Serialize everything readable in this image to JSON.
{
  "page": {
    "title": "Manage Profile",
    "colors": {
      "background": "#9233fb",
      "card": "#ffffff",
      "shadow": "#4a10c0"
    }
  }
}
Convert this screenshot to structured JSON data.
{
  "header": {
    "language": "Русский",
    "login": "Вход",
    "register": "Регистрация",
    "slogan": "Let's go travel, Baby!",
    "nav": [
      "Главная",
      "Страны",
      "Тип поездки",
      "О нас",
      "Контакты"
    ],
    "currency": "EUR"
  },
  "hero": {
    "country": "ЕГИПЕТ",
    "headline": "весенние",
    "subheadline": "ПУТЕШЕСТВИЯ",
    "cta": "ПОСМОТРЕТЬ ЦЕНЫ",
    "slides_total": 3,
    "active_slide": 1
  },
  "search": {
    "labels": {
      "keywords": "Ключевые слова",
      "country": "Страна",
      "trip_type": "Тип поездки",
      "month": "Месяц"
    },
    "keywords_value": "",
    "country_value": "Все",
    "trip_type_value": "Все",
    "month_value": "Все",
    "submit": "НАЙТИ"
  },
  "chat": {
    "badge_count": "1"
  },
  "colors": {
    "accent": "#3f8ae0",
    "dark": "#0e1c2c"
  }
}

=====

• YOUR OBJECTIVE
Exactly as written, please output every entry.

• TASK ANSWER
Serialize everything readable in this image to JSON.
{
  "page": {
    "title": "Manage Profile",
    "colors": {
      "background": "#9233fb",
      "card": "#ffffff",
      "shadow": "#4a10c0"
    }
  }
}
Convert this screenshot to structured JSON data.
{
  "header": {
    "language": "Русский",
    "login": "Вход",
    "register": "Регистрация",
    "slogan": "Let's go travel, Baby!",
    "nav": [
      "Главная",
      "Страны",
      "Тип поездки",
      "О нас",
      "Контакты"
    ],
    "currency": "EUR"
  },
  "hero": {
    "country": "ЕГИПЕТ",
    "headline": "весенние",
    "subheadline": "ПУТЕШЕСТВИЯ",
    "cta": "ПОСМОТРЕТЬ ЦЕНЫ",
    "slides_total": 3,
    "active_slide": 1
  },
  "search": {
    "labels": {
      "keywords": "Ключевые слова",
      "country": "Страна",
      "trip_type": "Тип поездки",
      "month": "Месяц"
    },
    "keywords_value": "",
    "country_value": "Все",
    "trip_type_value": "Все",
    "month_value": "Все",
    "submit": "НАЙТИ"
  },
  "chat": {
    "badge_count": "1"
  },
  "colors": {
    "accent": "#3f8ae0",
    "dark": "#0e1c2c"
  }
}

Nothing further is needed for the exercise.